Data:
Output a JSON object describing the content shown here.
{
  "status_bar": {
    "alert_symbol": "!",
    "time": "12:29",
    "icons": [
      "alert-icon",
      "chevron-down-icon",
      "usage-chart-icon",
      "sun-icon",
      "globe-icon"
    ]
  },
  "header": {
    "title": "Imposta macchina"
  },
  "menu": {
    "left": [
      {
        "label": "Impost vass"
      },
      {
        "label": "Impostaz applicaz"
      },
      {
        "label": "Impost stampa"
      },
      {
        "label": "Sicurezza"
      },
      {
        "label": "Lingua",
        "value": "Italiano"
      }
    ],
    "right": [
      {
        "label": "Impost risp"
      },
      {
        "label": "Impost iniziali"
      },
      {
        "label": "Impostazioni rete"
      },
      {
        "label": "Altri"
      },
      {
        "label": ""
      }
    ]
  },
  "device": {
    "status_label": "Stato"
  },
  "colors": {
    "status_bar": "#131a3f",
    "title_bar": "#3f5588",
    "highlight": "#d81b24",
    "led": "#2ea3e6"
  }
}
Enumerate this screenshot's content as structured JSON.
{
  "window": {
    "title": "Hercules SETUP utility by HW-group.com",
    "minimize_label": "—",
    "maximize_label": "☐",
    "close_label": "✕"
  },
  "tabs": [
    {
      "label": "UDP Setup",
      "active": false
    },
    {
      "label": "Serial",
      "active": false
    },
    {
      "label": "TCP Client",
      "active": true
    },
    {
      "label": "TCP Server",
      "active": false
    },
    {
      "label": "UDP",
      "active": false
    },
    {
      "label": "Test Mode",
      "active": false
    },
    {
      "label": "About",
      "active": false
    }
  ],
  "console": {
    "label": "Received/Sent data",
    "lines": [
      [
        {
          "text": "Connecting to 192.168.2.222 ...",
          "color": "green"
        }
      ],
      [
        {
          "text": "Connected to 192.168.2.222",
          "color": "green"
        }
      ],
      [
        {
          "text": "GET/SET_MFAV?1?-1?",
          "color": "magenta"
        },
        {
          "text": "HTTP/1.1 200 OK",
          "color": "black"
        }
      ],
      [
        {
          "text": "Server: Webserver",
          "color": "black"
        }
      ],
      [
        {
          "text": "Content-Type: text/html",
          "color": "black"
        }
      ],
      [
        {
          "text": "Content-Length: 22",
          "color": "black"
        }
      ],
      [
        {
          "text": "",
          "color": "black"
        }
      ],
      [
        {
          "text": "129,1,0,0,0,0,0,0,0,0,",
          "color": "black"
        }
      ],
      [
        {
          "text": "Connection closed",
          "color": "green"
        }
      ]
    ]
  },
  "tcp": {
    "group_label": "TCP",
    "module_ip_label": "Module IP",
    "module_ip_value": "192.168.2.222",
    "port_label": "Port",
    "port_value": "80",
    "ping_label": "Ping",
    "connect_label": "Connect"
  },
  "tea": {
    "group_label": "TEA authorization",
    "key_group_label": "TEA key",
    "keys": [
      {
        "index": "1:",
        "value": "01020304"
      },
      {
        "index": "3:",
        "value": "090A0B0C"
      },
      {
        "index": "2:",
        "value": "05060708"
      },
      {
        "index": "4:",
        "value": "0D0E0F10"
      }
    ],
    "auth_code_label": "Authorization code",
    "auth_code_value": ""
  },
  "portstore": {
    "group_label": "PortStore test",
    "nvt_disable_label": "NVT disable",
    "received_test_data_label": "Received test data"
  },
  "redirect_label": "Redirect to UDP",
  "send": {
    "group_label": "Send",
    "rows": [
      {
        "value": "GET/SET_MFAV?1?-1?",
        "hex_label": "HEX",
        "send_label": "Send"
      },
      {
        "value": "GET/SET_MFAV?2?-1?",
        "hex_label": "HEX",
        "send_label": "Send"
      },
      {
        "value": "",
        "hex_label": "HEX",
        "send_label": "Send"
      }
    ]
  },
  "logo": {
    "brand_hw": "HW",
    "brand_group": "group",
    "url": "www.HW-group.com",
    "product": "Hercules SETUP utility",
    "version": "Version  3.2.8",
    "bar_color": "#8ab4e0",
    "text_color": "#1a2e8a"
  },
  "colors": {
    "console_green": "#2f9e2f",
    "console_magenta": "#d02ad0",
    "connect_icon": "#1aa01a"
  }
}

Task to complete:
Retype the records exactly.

Reply:
Output a JSON object describing the content shown here.
{
  "status_bar": {
    "alert_symbol": "!",
    "time": "12:29",
    "icons": [
      "alert-icon",
      "chevron-down-icon",
      "usage-chart-icon",
      "sun-icon",
      "globe-icon"
    ]
  },
  "header": {
    "title": "Imposta macchina"
  },
  "menu": {
    "left": [
      {
        "label": "Impost vass"
      },
      {
        "label": "Impostaz applicaz"
      },
      {
        "label": "Impost stampa"
      },
      {
        "label": "Sicurezza"
      },
      {
        "label": "Lingua",
        "value": "Italiano"
      }
    ],
    "right": [
      {
        "label": "Impost risp"
      },
      {
        "label": "Impost iniziali"
      },
      {
        "label": "Impostazioni rete"
      },
      {
        "label": "Altri"
      },
      {
        "label": ""
      }
    ]
  },
  "device": {
    "status_label": "Stato"
  },
  "colors": {
    "status_bar": "#131a3f",
    "title_bar": "#3f5588",
    "highlight": "#d81b24",
    "led": "#2ea3e6"
  }
}
Enumerate this screenshot's content as structured JSON.
{
  "window": {
    "title": "Hercules SETUP utility by HW-group.com",
    "minimize_label": "—",
    "maximize_label": "☐",
    "close_label": "✕"
  },
  "tabs": [
    {
      "label": "UDP Setup",
      "active": false
    },
    {
      "label": "Serial",
      "active": false
    },
    {
      "label": "TCP Client",
      "active": true
    },
    {
      "label": "TCP Server",
      "active": false
    },
    {
      "label": "UDP",
      "active": false
    },
    {
      "label": "Test Mode",
      "active": false
    },
    {
      "label": "About",
      "active": false
    }
  ],
  "console": {
    "label": "Received/Sent data",
    "lines": [
      [
        {
          "text": "Connecting to 192.168.2.222 ...",
          "color": "green"
        }
      ],
      [
        {
          "text": "Connected to 192.168.2.222",
          "color": "green"
        }
      ],
      [
        {
          "text": "GET/SET_MFAV?1?-1?",
          "color": "magenta"
        },
        {
          "text": "HTTP/1.1 200 OK",
          "color": "black"
        }
      ],
      [
        {
          "text": "Server: Webserver",
          "color": "black"
        }
      ],
      [
        {
          "text": "Content-Type: text/html",
          "color": "black"
        }
      ],
      [
        {
          "text": "Content-Length: 22",
          "color": "black"
        }
      ],
      [
        {
          "text": "",
          "color": "black"
        }
      ],
      [
        {
          "text": "129,1,0,0,0,0,0,0,0,0,",
          "color": "black"
        }
      ],
      [
        {
          "text": "Connection closed",
          "color": "green"
        }
      ]
    ]
  },
  "tcp": {
    "group_label": "TCP",
    "module_ip_label": "Module IP",
    "module_ip_value": "192.168.2.222",
    "port_label": "Port",
    "port_value": "80",
    "ping_label": "Ping",
    "connect_label": "Connect"
  },
  "tea": {
    "group_label": "TEA authorization",
    "key_group_label": "TEA key",
    "keys": [
      {
        "index": "1:",
        "value": "01020304"
      },
      {
        "index": "3:",
        "value": "090A0B0C"
      },
      {
        "index": "2:",
        "value": "05060708"
      },
      {
        "index": "4:",
        "value": "0D0E0F10"
      }
    ],
    "auth_code_label": "Authorization code",
    "auth_code_value": ""
  },
  "portstore": {
    "group_label": "PortStore test",
    "nvt_disable_label": "NVT disable",
    "received_test_data_label": "Received test data"
  },
  "redirect_label": "Redirect to UDP",
  "send": {
    "group_label": "Send",
    "rows": [
      {
        "value": "GET/SET_MFAV?1?-1?",
        "hex_label": "HEX",
        "send_label": "Send"
      },
      {
        "value": "GET/SET_MFAV?2?-1?",
        "hex_label": "HEX",
        "send_label": "Send"
      },
      {
        "value": "",
        "hex_label": "HEX",
        "send_label": "Send"
      }
    ]
  },
  "logo": {
    "brand_hw": "HW",
    "brand_group": "group",
    "url": "www.HW-group.com",
    "product": "Hercules SETUP utility",
    "version": "Version  3.2.8",
    "bar_color": "#8ab4e0",
    "text_color": "#1a2e8a"
  },
  "colors": {
    "console_green": "#2f9e2f",
    "console_magenta": "#d02ad0",
    "connect_icon": "#1aa01a"
  }
}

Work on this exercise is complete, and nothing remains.